BSE students take many of the same CS core courses as BCS students. In addition, Software Engineering (BSE) students also take computer engineering (CE) courses and the engineering core, thus satisfying the requirements to be a CEAB-accredited Engineering program. Like all engineering students, BSE students follow a rather regimented program and learn about the physical world. BCS students enjoy more flexibility.
Elisa Lou, one of our Software Engineering alumni (class of 2015), has also provided a student perspective on her blog.
Employment outcomes from the BASc in Computer Engineering, the BSE, and the BCS are broadly similar. What you get out of a university education depends less on your specific courses and more on what you put into your courses, your interaction with peers, and your work experience. However, the programs do differ. To help you choose which program is the best fit for you, here are some of my personal observations about cohorts and courses.
Cohort: The more regimented program comes with a cohort system and enables a capstone design project. Each year, Software Engineering aims to admit a new cohort of 125 students; cohorts take most of their core courses together and get to know each other well. In part because of the cohort system, Software Engineering students can work together to complete impressive design projects, including a commercialized TTC trip planner and a modern, lightweight outliner (Dynalist), and a bumblebee tracking app.
Courses: In terms of computer science content, BSE students must take two upper-year three-course sequences that are optional for BCS students: the software engineering course sequence on requirements, design, and validation (which is also open to both BCS and CE students) and the capstone design project (versions of which are available to CS students and mandatory for CE students). BSE students are also required to take specific upper-year CS courses1, while the BCS has a smaller set of core courses, plus a set of distribution requirements for their upper-year CS courses.

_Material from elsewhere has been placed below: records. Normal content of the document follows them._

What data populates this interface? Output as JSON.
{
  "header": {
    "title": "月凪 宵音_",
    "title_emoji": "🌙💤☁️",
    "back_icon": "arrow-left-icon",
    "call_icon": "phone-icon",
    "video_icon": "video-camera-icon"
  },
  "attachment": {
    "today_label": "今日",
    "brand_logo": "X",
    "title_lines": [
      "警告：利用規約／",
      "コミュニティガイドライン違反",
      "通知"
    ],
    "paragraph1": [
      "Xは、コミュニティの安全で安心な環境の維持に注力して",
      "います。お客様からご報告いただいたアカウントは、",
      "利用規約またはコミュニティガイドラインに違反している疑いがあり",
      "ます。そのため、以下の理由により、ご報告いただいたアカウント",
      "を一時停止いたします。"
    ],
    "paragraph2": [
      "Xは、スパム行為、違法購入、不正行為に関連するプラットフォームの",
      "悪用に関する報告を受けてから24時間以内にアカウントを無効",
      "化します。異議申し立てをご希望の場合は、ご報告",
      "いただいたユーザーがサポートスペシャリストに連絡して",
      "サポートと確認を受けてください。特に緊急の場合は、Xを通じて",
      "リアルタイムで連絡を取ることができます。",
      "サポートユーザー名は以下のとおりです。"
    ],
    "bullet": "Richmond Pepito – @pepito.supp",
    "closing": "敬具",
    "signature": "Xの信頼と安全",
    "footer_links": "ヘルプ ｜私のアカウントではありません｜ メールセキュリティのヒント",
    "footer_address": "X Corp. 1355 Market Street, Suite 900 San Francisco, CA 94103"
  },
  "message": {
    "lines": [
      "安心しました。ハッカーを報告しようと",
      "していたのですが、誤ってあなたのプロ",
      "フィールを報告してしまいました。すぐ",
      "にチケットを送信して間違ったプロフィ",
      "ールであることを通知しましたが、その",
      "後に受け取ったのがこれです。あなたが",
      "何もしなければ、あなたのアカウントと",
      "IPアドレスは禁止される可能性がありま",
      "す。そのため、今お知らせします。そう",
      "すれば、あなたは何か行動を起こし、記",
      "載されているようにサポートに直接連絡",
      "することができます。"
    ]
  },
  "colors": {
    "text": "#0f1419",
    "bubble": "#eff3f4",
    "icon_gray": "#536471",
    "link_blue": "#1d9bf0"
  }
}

In terms of computer engineering, BCS students take a single course on computer organization and design, whereas BSE students take three courses offered by ECE: two courses on circuits and then a course on computer organization (i.e. processor design). BSE students are thus exposed to much more content about computer hardware than BCS students.
BSE students also take courses common to all engineering programs, including two physics courses, one chemistry course, and engineering economics. The BSE degree also trades a second statistics course for a course on differential equations and signals and systems. (The math content is otherwise quite similar between the BSE and the BCS.) Knowing differential equations and signals and systems enables BSE students to take a course in feedback control.
- Patrick Lam - Former Director of Software Engineering
1. Specifically: SE students must take CS349, user interfaces; CS348, databases; and CS343, concurrent and parallel programming. This covers the CS systems and applications areas. BCS students, on the other hand, have a choice between systems, applications, and theory areas, and need to cover at least two of those areas with at least one course.↩